Clearly, friends must be careful what they say. Phrases intended to lighten the griever’s load are not always helpful. “‘You’re doing well!’ ‘You look great!’ These statements make widowed people furious,” Feinberg writes. The best help anyone can offer at this time is to listen—and then to listen some more.
Give It Time
Emotions will continue to ebb and flow as those who are grieving progress through the healing process. It is important that they recognize this and adjust their timeframe for getting back to “normal.” Just as a woman who has just given birth isn’t expected to get back to her usual routine right away, a person who has lost a loved one is not expected to get back to a routine right away either. Taking some time off can be very beneficial.
A grieving person may wonder what to do with various aspects of his or her new life as a single or as a single parent. The key is not to do anything in a hurry. The newly widowed person is best advised to wait six months to a year before making any significant decisions. This will help avoid actions that may be regretted later on. Whether it’s about discarding the deceased person’s clothing, redecorating, buying a new house or removing a wedding ring, time can help distance the bereaved from strong and unpredictable emotions. Things will seem much clearer in a few months.

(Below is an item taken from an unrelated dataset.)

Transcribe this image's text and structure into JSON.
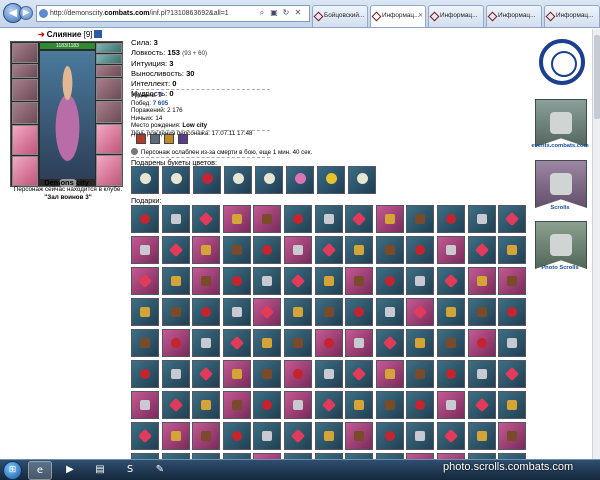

Time does heal wounds. In the meantime, ups and downs are completely normal. Those who are grieving may alternate between various emotions and may do things that surprise both themselves and those around them, but eventually they will get through this very difficult time and come to a place of acceptance. There is light at the end of the tunnel. But recognizing that it will take a lot of talking on the part of the griever and a lot of listening on the part of friends and acquaintances is essential.
Words of Wisdom

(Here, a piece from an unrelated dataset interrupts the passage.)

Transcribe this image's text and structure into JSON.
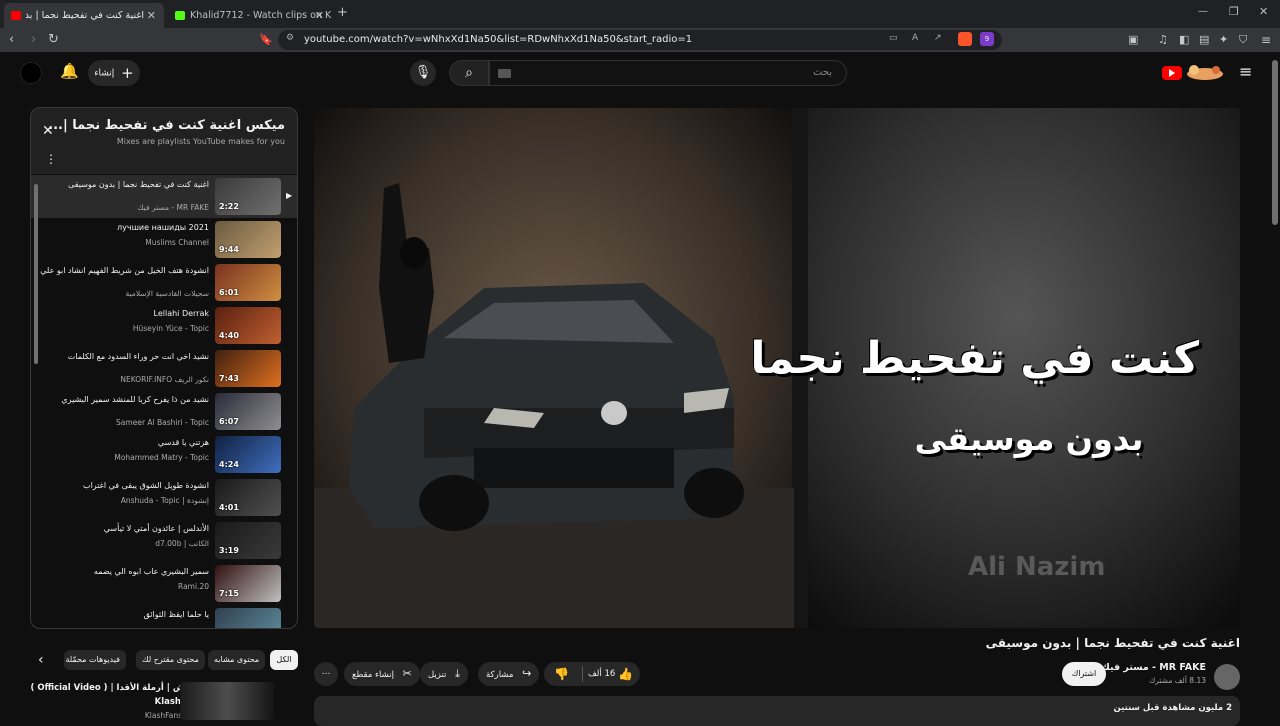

Grappling with death often forces people to look more deeply at their spiritual foundations. Those who look to the Bible will find that it offers encouragement and instructs people to help each other work through the challenge of bereavement—to listen, to assist and to understand.
“There is a time for everything, a season for every activity under heaven. A time to be born and a time to die. . . . A time to cry and a time to laugh. A time to grieve and a time to dance.”
The Bible characterizes death and grieving as simply a part of physical, mortal existence. Solomon noted that during the course of this life “there is a time for everything, a season for every activity under heaven. A time to be born and a time to die. . . . A time to cry and a time to laugh. A time to grieve and a time to dance” (Ecclesiastes 3:1–2, 4, New Living Translation).
The Bible also instructs people to help those who are in need and to be a friend to them in times of trouble: “A friend is always loyal, and a brother is born to help in time of need” (Proverbs 17:17, NLT). James wrote in his epistle that one aspect of practicing pure religion is to “care for orphans and widows in their troubles” (James 1:27, NLT).
The importance of listening is addressed by James as well: “My dear brothers, take note of this: Everyone should be quick to listen, slow to speak and slow to become angry . . .” (James 1:19, New International Version).
While the pain of losing someone dear is always difficult, knowing what to expect (whether the person going through it is you or someone you know) will help ensure that healing can begin. The healing process will vary with each individual, but patience and understanding on the part of both the bereaved and those who seek to comfort them can be invaluable in moving that process forward.